What the task asks = From the line containing "Read all visible content and emit it as JSON." down to the final line of the entries below, return each line exactly and drop the pictures.

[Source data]
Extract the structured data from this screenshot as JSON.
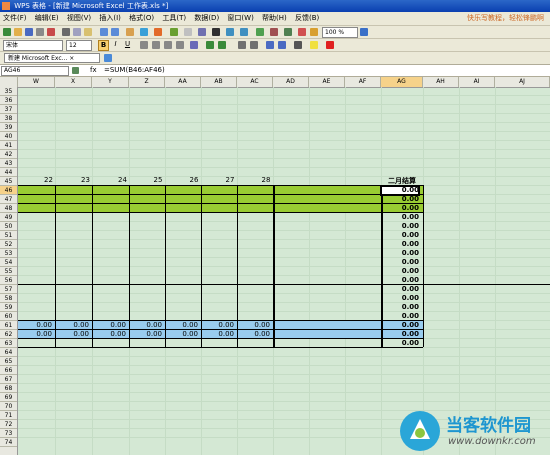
{
  "window": {
    "title": "WPS 表格 - [新建 Microsoft Excel 工作表.xls *]",
    "hint": "快乐写教程，轻松锋鹏啊"
  },
  "menu": {
    "items": [
      "文件(F)",
      "编辑(E)",
      "视图(V)",
      "插入(I)",
      "格式(O)",
      "工具(T)",
      "数据(D)",
      "窗口(W)",
      "帮助(H)",
      "反馈(B)"
    ],
    "hint": "快乐写教程，轻松锋鹏啊"
  },
  "toolbar": {
    "zoom": "100 %",
    "font_name": "宋体",
    "font_size": "12",
    "bold": "B",
    "italic": "I",
    "underline": "U"
  },
  "tabs": {
    "doc_tab": "新建 Microsoft Exc... ×"
  },
  "formula_bar": {
    "name_box": "AG46",
    "fx": "fx",
    "formula": "=SUM(B46:AF46)"
  },
  "sheet": {
    "columns": [
      "W",
      "X",
      "Y",
      "Z",
      "AA",
      "AB",
      "AC",
      "AD",
      "AE",
      "AF",
      "AG",
      "AH",
      "AI",
      "AJ"
    ],
    "rows": [
      "35",
      "36",
      "37",
      "38",
      "39",
      "40",
      "41",
      "42",
      "43",
      "44",
      "45",
      "46",
      "47",
      "48",
      "49",
      "50",
      "51",
      "52",
      "53",
      "54",
      "55",
      "56",
      "57",
      "58",
      "59",
      "60",
      "61",
      "62",
      "63",
      "64",
      "65",
      "66",
      "67",
      "68",
      "69",
      "70",
      "71",
      "72",
      "73",
      "74"
    ],
    "row45_days": [
      "22",
      "23",
      "24",
      "25",
      "26",
      "27",
      "28"
    ],
    "ag45_header": "二月结算",
    "ag_values": [
      "0.00",
      "0.00",
      "0.00",
      "0.00",
      "0.00",
      "0.00",
      "0.00",
      "0.00",
      "0.00",
      "0.00",
      "0.00",
      "0.00",
      "0.00",
      "0.00",
      "0.00",
      "0.00",
      "0.00",
      "0.00"
    ],
    "row61_values": [
      "0.00",
      "0.00",
      "0.00",
      "0.00",
      "0.00",
      "0.00",
      "0.00"
    ],
    "row62_values": [
      "0.00",
      "0.00",
      "0.00",
      "0.00",
      "0.00",
      "0.00",
      "0.00"
    ]
  },
  "watermark": {
    "brand": "当客软件园",
    "url": "www.downkr.com"
  },
  "colors": {
    "green_fill": "#99cc33",
    "blue_fill": "#99ccee",
    "sheet_bg": "#d4e8d4",
    "titlebar": "#0a3fb0"
  }
}
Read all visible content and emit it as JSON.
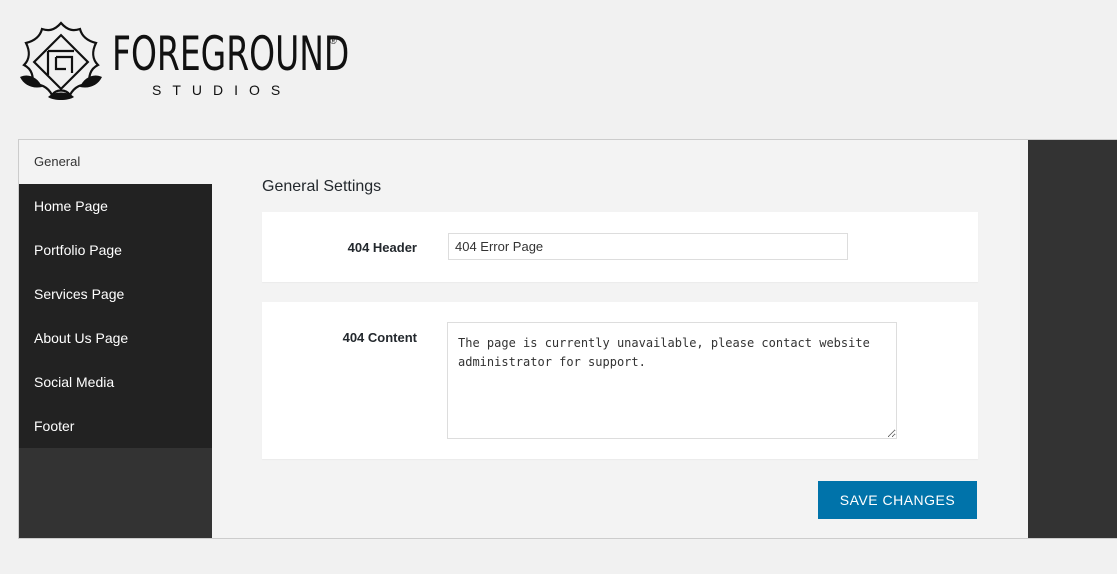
{
  "brand": {
    "name": "FOREGROUND",
    "registered": "®",
    "sub": "STUDIOS"
  },
  "sidebar": {
    "items": [
      {
        "label": "General",
        "active": true
      },
      {
        "label": "Home Page"
      },
      {
        "label": "Portfolio Page"
      },
      {
        "label": "Services Page"
      },
      {
        "label": "About Us Page"
      },
      {
        "label": "Social Media"
      },
      {
        "label": "Footer"
      }
    ]
  },
  "main": {
    "title": "General Settings",
    "header_field": {
      "label": "404 Header",
      "value": "404 Error Page"
    },
    "content_field": {
      "label": "404 Content",
      "value": "The page is currently unavailable, please contact website administrator for support."
    },
    "save_label": "SAVE CHANGES"
  },
  "colors": {
    "accent": "#0073aa",
    "sidebar_bg": "#222222",
    "dark_panel": "#333333"
  }
}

Answer area =
Read all visible content and emit it as JSON.
{
  "brand": {
    "name": "FOREGROUND",
    "registered": "®",
    "sub": "STUDIOS"
  },
  "sidebar": {
    "items": [
      {
        "label": "General",
        "active": true
      },
      {
        "label": "Home Page"
      },
      {
        "label": "Portfolio Page"
      },
      {
        "label": "Services Page"
      },
      {
        "label": "About Us Page"
      },
      {
        "label": "Social Media"
      },
      {
        "label": "Footer"
      }
    ]
  },
  "main": {
    "title": "General Settings",
    "header_field": {
      "label": "404 Header",
      "value": "404 Error Page"
    },
    "content_field": {
      "label": "404 Content",
      "value": "The page is currently unavailable, please contact website administrator for support."
    },
    "save_label": "SAVE CHANGES"
  },
  "colors": {
    "accent": "#0073aa",
    "sidebar_bg": "#222222",
    "dark_panel": "#333333"
  }
}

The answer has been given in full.